Some tips to help make life just a little easier for the whole family:
Maintain your parental status
This is not the time to try and be your child’s friend. Your child needs you to be a parent during this confusing stage of development.
Have clear-set rules
You will need to set new rules as your tween exercises his growing independence. You should begin by figuring out what is important to you, such as knowing the difference between right and wrong, honesty and getting good grades. This will help you decide to let go of things that don’t matter in the long run such as tidying a bedroom or wearing clean socks.
Make sure that your child knows where the limit is. Perhaps you can ignore it when she rolls her eyes at you, but ensure she understands that it’s crossing the line if she raises her voice or walks out the door mid conversation.
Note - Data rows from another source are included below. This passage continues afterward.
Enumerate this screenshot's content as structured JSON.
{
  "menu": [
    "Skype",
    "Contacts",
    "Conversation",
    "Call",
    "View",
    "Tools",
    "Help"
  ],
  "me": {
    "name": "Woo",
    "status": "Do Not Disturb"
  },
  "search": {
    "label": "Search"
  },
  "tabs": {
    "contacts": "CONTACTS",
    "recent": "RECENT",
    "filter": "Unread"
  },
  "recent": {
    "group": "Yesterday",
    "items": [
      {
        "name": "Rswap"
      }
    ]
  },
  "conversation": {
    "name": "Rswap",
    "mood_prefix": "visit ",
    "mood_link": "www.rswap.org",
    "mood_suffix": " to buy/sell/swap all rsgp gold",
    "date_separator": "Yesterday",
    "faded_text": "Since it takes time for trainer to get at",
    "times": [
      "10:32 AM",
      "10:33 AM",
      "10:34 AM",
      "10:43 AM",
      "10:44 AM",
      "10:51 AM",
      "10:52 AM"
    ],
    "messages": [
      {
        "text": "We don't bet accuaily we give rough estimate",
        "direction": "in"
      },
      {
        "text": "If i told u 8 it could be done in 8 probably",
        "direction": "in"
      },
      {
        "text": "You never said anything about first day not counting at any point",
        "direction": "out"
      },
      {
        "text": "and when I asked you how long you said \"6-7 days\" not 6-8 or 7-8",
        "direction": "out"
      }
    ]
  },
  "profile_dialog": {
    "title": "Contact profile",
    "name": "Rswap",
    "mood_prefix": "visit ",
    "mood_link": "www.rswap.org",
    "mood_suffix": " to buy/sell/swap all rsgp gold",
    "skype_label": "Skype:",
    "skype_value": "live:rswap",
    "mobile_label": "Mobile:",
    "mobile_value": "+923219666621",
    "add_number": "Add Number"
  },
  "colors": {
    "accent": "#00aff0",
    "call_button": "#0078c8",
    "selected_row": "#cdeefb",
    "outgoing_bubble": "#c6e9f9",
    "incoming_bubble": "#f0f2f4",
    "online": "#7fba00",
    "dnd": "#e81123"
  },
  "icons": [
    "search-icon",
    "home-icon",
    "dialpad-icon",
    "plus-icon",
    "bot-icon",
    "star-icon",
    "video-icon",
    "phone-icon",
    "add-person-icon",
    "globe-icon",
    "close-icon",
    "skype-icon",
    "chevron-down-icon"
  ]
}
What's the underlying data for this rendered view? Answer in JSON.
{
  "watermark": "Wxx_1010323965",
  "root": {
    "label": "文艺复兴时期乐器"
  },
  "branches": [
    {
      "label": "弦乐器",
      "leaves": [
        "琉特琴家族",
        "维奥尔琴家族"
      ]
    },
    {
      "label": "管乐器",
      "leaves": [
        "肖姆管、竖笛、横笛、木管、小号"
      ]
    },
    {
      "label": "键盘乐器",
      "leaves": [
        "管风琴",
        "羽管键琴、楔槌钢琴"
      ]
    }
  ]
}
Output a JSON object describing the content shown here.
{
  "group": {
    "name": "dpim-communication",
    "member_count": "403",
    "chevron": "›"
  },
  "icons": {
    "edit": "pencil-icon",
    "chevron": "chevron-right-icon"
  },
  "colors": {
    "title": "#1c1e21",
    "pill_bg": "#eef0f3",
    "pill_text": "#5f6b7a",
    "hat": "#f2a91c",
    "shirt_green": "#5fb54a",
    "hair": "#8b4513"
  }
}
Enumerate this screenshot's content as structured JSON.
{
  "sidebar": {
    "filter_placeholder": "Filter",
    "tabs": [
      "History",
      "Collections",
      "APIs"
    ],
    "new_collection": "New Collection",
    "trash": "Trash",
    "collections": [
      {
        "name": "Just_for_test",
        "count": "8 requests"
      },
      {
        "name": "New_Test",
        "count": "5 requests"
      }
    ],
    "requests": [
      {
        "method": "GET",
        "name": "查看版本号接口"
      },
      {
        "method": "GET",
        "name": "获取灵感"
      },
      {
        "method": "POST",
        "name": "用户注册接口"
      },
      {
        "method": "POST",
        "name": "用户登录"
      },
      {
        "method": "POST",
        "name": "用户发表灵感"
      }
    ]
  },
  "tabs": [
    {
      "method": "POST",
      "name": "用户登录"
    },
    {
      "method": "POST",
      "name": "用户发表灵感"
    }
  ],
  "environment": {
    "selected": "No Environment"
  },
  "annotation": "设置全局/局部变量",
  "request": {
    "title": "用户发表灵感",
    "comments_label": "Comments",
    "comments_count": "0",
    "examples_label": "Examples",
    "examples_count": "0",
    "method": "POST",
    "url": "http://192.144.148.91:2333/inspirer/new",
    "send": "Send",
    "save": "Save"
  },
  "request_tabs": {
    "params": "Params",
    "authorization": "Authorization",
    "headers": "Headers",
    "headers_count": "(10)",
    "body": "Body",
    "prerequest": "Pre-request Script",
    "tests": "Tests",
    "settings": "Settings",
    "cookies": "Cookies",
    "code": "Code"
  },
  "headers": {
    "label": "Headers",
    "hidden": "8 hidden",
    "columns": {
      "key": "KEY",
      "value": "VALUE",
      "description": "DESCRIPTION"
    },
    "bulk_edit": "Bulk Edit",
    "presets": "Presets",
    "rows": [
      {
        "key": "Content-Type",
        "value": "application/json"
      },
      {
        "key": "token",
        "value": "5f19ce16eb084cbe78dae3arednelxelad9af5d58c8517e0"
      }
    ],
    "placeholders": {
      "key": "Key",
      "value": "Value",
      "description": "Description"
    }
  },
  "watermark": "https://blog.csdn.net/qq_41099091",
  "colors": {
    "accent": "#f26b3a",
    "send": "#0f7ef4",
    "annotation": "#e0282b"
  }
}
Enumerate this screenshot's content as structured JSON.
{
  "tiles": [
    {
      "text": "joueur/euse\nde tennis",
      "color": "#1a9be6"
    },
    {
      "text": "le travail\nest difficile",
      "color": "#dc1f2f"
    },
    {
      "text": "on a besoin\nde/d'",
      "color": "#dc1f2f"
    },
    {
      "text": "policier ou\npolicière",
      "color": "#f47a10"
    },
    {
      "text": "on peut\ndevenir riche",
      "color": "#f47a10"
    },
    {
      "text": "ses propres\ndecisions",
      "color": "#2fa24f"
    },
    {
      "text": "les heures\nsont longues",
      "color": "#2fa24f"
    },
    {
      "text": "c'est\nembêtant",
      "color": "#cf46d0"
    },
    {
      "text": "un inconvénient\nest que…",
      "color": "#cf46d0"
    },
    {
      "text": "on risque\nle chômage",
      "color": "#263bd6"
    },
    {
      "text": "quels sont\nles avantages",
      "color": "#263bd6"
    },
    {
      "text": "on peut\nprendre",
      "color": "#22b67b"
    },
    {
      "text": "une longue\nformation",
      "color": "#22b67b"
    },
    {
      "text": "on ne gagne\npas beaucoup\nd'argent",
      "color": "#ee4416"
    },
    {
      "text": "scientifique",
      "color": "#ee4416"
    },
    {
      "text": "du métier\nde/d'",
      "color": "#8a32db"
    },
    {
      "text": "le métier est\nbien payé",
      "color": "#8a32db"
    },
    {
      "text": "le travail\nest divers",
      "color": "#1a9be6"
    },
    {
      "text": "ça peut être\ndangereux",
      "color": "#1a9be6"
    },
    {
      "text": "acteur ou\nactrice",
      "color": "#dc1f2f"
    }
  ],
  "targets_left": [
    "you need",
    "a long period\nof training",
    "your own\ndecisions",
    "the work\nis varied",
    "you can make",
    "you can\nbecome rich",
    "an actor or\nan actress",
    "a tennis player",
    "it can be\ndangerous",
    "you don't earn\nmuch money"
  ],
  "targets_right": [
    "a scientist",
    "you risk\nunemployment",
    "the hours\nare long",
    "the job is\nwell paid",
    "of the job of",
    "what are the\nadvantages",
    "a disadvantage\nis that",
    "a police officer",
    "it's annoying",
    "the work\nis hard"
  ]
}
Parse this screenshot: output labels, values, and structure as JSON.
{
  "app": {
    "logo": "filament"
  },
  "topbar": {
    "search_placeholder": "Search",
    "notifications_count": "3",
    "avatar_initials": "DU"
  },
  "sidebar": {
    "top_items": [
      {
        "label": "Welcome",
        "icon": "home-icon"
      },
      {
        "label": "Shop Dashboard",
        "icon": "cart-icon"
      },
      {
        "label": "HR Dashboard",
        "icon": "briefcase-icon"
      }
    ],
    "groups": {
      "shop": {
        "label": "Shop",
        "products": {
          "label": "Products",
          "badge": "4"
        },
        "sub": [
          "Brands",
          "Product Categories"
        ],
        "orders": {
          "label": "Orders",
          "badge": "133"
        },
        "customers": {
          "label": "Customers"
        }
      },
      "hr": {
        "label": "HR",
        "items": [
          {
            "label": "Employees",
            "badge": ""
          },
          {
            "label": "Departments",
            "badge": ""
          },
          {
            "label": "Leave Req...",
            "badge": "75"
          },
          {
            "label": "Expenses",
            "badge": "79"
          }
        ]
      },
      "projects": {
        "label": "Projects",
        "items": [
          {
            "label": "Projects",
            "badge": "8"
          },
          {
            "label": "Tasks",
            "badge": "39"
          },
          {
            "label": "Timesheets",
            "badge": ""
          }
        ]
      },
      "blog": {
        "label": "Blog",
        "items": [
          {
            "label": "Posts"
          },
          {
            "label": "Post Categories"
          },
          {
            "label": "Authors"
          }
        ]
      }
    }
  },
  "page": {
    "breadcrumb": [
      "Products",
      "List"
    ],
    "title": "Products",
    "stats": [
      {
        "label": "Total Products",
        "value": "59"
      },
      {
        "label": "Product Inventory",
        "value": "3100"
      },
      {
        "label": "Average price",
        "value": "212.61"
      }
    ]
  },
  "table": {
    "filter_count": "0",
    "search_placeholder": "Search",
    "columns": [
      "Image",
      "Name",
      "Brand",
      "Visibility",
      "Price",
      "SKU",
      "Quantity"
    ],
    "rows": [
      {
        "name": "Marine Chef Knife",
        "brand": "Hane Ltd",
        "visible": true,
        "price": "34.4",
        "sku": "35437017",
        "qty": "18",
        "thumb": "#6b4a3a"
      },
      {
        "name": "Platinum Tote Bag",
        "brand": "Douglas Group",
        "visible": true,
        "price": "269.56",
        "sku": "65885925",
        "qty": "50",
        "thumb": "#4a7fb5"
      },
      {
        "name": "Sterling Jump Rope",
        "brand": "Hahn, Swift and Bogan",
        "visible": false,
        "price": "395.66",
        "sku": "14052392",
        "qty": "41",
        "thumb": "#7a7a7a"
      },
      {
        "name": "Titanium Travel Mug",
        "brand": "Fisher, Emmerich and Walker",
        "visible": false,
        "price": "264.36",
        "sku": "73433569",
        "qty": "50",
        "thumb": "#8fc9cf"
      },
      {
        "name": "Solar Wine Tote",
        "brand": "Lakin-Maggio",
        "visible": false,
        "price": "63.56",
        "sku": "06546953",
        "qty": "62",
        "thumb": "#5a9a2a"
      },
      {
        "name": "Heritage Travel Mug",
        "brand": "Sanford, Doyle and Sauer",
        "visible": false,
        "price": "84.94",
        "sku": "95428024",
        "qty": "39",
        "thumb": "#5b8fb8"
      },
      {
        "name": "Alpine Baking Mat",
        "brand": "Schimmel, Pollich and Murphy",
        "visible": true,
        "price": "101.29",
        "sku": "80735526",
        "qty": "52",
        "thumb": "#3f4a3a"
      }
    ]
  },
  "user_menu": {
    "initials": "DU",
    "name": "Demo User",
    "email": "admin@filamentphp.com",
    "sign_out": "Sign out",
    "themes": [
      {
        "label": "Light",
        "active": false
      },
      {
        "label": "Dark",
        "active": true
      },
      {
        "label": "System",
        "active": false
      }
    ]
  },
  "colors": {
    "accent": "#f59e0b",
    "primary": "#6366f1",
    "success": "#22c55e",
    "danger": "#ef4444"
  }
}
Choose a tween-appropriate punishment
Some parents find that taking away a favourite activity, like their games console or mobile phone is the best punishment when tweens misbehave. Whatever punishment you decide however, it’s always vital that you follow through. If they know that it’s just an empty threat, then you lose the upper hand.
Set aside some quality time each day
Take your tween out for lunch or go for a walk together, just the two of you. Don’t push an agenda, but let your child lead the conversation. Try to listen even if he is just trying to swindle that new computer game out of you! Always be ready to listen when your tween needs you. Even if you feel you are too busy to listen, try to stop what you are doing. This can make a big difference to your relationship.
Have family time
Even though your tween will begin to crave distance from her parents, she is still a kid and needs to have you there as a safety net. Why not designate a specific night as family night and ban all computer games, television, mobile phones and friends. The whole family can then spend time together cooking and playing games.